#### What you have to do
In the entries below, find every line with the string "this" and copy it.

[Opening Records shown section]

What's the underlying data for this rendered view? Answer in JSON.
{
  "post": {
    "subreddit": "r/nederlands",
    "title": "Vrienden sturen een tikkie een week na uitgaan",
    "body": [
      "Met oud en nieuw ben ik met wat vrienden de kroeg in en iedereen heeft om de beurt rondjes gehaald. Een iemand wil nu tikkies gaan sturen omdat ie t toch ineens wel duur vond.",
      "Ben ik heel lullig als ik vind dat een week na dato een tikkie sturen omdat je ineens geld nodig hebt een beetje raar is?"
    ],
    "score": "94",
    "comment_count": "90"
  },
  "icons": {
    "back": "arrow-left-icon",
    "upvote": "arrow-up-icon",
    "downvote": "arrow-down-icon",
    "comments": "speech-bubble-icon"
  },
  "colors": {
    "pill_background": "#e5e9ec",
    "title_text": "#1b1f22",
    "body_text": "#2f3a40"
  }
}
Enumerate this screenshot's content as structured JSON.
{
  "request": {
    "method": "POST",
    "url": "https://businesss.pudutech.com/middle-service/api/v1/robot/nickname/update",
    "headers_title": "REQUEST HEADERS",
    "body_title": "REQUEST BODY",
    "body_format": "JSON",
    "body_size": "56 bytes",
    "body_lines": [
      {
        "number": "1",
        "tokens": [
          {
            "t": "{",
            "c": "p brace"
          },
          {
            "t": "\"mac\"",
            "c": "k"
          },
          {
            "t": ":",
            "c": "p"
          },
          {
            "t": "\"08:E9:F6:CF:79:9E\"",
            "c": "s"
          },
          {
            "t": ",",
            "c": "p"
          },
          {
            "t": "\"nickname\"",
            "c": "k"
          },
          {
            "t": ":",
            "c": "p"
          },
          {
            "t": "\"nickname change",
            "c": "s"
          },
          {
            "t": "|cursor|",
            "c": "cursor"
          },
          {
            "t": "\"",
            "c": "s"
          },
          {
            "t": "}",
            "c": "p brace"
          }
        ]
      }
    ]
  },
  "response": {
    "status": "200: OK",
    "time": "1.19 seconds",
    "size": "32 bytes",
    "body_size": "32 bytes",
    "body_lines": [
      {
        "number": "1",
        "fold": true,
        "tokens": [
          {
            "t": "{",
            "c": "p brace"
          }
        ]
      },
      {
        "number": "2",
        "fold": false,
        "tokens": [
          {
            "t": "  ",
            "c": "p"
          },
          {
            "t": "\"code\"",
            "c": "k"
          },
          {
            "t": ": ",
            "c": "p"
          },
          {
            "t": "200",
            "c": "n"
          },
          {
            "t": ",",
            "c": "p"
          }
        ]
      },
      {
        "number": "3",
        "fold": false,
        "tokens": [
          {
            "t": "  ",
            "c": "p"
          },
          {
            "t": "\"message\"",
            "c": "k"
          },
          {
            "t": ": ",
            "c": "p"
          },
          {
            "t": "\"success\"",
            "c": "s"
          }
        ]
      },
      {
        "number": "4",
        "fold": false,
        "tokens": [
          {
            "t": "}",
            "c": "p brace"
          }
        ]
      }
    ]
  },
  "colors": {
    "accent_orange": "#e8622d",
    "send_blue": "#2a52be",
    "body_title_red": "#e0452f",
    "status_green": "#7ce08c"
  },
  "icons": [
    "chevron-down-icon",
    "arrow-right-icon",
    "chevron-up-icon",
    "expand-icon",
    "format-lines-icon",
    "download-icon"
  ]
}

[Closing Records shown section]

#### Answer area
What's the underlying data for this rendered view? Answer in JSON.
Enumerate this screenshot's content as structured JSON.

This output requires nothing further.